I hope your Friday is off to a good start.
For most of the morning, and as recently as a few moments ago, I contemplated not posting today. Lately, I don’t know how to feel, which leaves me unsure how, or what, to write. Then a thought struck me.
I’m fortunate in that my work continues. I’m even more fortunate that much of my work involves being in touch with lawyers. Over the past week or so, our conversations and emails have often trended outside the context of legal ethics and professional responsibility. Why? Usually because I’ve taken advantage of the moment to revel in human interaction, even if only electronic. And in those interactions, I’ve found inspiration.
In an uncertain time, I’m certain of this: Vermont lawyers remain committed to their clients and to their profession. Nobody has complained or bemoaned the circumstances. While forging on in their personal lives, lawyers are also looking for guidance on how best to help others through this. Simply, you’re rowing boat. And by continuing to row, you’ve made me want to do the same.
So here I am. Thank you for getting me here.
Before the quiz, a few notes:
- I’ve been using the time at home to record CLEs in my garage. Four more this week:
- We’re down to the finals of my tournament to decide the most important rule or concept associated with professional responsibility & legal ethics. The championship match features Candor to the Tribunal vs. Who Decides? Client or Lawyer? To vote, go here. I’ll announce the winner on Monday. To see how the voting played out in prior rounds, go here.
Now, onto the quiz!
- None. Open book, open search engine, text-a-friend.
- Exception: Question 5. We try to play that one honest.
- Unless stated otherwise, the Vermont Rules of Professional Conduct apply
- Team entries welcome, creative team names even more welcome.
- E-mail answers to email@example.com
- I’ll post the answers & Honor Roll on Monday
- Please don’t use the “comment” feature to post your answers
- Please consider sharing the quiz with friends & colleagues
- Share on social media. Hashtag it – #fiveforfriday

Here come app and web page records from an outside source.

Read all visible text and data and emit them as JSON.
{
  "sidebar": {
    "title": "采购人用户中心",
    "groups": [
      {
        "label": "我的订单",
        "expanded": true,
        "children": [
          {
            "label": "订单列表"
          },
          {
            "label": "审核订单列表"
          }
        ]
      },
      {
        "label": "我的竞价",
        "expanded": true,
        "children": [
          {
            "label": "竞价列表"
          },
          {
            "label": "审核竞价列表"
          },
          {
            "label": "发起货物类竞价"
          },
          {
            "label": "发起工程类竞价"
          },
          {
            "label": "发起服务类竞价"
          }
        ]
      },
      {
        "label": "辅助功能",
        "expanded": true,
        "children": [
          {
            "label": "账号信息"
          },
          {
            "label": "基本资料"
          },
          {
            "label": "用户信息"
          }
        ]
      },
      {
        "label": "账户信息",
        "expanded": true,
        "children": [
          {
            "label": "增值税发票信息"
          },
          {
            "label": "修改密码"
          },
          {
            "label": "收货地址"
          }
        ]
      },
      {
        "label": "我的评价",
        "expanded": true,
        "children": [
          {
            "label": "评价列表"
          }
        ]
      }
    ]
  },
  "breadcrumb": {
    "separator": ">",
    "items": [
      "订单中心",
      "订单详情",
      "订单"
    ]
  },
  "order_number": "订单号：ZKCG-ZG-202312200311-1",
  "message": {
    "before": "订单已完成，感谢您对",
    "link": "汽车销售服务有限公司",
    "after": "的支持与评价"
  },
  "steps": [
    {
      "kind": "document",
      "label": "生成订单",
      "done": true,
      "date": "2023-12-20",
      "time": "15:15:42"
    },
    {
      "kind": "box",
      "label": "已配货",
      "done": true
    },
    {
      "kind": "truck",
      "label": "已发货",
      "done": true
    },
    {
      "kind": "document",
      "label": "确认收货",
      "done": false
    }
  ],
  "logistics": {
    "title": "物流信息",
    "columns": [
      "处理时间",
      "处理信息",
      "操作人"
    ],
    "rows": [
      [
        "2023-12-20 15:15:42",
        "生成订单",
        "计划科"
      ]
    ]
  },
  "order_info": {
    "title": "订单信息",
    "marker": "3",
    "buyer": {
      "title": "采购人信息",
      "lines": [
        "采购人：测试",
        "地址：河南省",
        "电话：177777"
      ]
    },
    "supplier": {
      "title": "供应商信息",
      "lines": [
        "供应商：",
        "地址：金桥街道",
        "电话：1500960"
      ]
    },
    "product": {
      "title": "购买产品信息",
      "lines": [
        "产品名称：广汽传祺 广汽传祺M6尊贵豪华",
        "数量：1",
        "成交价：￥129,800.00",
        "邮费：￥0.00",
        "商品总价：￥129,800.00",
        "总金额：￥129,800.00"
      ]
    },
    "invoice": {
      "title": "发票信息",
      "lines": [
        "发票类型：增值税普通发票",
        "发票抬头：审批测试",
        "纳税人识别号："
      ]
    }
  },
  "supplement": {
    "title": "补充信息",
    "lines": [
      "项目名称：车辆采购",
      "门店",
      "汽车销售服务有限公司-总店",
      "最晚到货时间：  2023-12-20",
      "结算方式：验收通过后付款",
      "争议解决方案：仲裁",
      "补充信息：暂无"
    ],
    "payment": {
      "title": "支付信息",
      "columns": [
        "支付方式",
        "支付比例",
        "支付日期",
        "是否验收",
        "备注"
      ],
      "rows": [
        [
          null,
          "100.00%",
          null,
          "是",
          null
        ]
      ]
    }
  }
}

If continued representation of a client will result in a violation of the Rules of Professional Conduct, a lawyer ________________:
- A. may withdraw.
- B. must withdraw.
Which is discussed in a different rule than the others?
- A. whether to settle a civil claim.
- B whether to accept a plea offer in a criminal case.
- C. whether to testify in a criminal case.
- D. whether two matters are the same or substantially related.
Scenario: Third Person is paying Lawyer to represent Client. Client has given Lawyer informed consent to accept payment from Third Person. Third Person is not interfering with Lawyer’s professional judgment.
True or false?
Lawyer does not need Client’s consent to share with Third Person otherwise confidential information relating to Lawyer’s representation of client.
There’s a rule that prohibits a lawyer from communicating ex parte with two groups of people. Each group begins with the same letter. Name one of the groups.
I owe an opera question to one of my most loyal readers!
I often preach the duty of competence.
Derrick Wang is an uber-talented composer and writer who teaches interdisciplinary courses in music and law at Johns Hopkins. Wang’s works include an opera that has received rave reviews. With the tag line “we are different: we are one,” the opera was inspired by the friendship and writings of two U.S. Supreme Court justices. Last month, a review in OperaWire opined that “this is the kind of opera that should be everywhere.” When it comes to operas, Wang clearly has satisfied the duty of competence.
Name the two Supreme Court justices who inspired Wang’s opera.